3/4 cup (3.5 oz) all-purpose flour
1 cup unsweetened cocoa powder (I used Ghiradelli)
1 teaspoon kosher salt
3 large eggs (lucky me, fresh from Full Belly Farm)
1 1/2 cups plus 3 tablespoons sugar (C&H’s Baker’s Sugar)
1/2 teaspoon vanilla extract
8 oz unsalted butter, softened (Kerrygold Irish Butter)
1/4 cup mayonnaise (homemade, trust me)
6 oz semisweet chocolate (chips, or chopped into chip-size — I used Guittard semisweet chips)
Preheat the oven to 350F. Butter the bouchon mold (original recipe says to butter and flour, but I didn’t flour, and it turned out fine.)
Sift the flour, cocoa powder, and salt into a bowl; set aside.
In the bowl of a mixer fitted with the paddle attachment, or in another large bowl if using a handheld mixer, mix together the eggs and sugar on medium speed for about 3 minutes, or until very pale in color (this might not ever happen if you’re using good, farm-fresh eggs — those yolks mean business!) Add in the softened butter and mayonnaise and continue mixing. Add in the vanilla.

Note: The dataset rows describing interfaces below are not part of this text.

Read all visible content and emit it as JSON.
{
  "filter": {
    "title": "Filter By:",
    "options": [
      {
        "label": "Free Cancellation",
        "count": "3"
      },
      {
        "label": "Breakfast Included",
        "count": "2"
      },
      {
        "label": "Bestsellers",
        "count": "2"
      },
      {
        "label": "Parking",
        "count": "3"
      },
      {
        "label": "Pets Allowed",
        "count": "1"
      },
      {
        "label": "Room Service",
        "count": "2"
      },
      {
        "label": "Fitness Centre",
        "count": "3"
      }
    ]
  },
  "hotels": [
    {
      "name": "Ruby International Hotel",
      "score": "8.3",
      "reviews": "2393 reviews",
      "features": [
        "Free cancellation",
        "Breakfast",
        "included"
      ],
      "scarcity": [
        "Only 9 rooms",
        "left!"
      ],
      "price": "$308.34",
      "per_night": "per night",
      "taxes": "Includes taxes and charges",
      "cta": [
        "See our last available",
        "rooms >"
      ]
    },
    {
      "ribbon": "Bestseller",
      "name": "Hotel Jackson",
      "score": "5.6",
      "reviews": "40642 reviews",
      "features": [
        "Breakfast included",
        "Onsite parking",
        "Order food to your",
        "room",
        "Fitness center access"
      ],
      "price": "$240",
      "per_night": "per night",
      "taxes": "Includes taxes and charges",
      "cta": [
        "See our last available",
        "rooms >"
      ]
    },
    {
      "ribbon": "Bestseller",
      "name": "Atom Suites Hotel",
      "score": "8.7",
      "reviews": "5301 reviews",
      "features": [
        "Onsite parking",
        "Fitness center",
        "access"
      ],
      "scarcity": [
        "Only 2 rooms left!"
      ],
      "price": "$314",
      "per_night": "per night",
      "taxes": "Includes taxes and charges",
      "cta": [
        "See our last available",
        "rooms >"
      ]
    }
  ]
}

On low speed, add in the dry ingredients, one-third at a time until combined.
(Batter can be refrigerated up to a day, but it will need time to soften up before filling your pan.)
Put your bouchon mold on an unrimmed baking sheet. Either use a pastry bag, or a clever combination of utensils to fill each mold. Original recipe says to fill it 2/3 of the way, but I filled about to the top, and they did not overflow to muffin-tops. Place in the oven and bake for 20-25 (25) minutes. When the tops look shiny and set (like a brownie), test one cake with a toothpick — it should come out clean but not dry.
Transfer the bouchon pan to a cooling rack. After a couple of minutes, invert the pan and let the bouchons cool upside down in the pan. Lift the pan off the molds.
To serve: Invert the bouchons and dust with confectioner’s sugar (tip: if you’re looking for a way to evenly dust the sugar, use a sieve, or lacking a sieve, try a mesh tea-ball). Lovely served with creme fraiche sorbet.
The original recipe says it makes 12 servings. I don’t know what they mean by 12 servings. With this recipe, I made 30 bouchons.
Moist and chocolatey.